→ What is expected:
Every entry must be given again exactly as it is written.

→ Supplied records:
== Segment start ==

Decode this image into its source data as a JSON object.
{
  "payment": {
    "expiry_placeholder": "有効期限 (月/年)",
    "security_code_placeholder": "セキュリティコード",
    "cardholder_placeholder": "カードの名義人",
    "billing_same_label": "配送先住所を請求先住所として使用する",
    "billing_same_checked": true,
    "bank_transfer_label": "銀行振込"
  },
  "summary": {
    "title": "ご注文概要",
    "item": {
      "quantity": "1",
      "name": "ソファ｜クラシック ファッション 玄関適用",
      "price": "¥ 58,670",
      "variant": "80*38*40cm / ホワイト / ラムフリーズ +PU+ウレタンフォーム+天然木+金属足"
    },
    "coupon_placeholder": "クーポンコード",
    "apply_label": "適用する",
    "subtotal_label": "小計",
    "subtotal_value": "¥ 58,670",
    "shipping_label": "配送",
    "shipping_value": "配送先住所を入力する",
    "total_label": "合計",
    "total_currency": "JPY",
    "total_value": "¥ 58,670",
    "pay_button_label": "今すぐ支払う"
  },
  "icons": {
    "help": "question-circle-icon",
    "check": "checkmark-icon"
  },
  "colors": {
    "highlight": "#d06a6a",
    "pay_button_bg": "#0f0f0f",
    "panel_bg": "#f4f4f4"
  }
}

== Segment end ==

→ Result for this task:
Decode this image into its source data as a JSON object.
{
  "payment": {
    "expiry_placeholder": "有効期限 (月/年)",
    "security_code_placeholder": "セキュリティコード",
    "cardholder_placeholder": "カードの名義人",
    "billing_same_label": "配送先住所を請求先住所として使用する",
    "billing_same_checked": true,
    "bank_transfer_label": "銀行振込"
  },
  "summary": {
    "title": "ご注文概要",
    "item": {
      "quantity": "1",
      "name": "ソファ｜クラシック ファッション 玄関適用",
      "price": "¥ 58,670",
      "variant": "80*38*40cm / ホワイト / ラムフリーズ +PU+ウレタンフォーム+天然木+金属足"
    },
    "coupon_placeholder": "クーポンコード",
    "apply_label": "適用する",
    "subtotal_label": "小計",
    "subtotal_value": "¥ 58,670",
    "shipping_label": "配送",
    "shipping_value": "配送先住所を入力する",
    "total_label": "合計",
    "total_currency": "JPY",
    "total_value": "¥ 58,670",
    "pay_button_label": "今すぐ支払う"
  },
  "icons": {
    "help": "question-circle-icon",
    "check": "checkmark-icon"
  },
  "colors": {
    "highlight": "#d06a6a",
    "pay_button_bg": "#0f0f0f",
    "panel_bg": "#f4f4f4"
  }
}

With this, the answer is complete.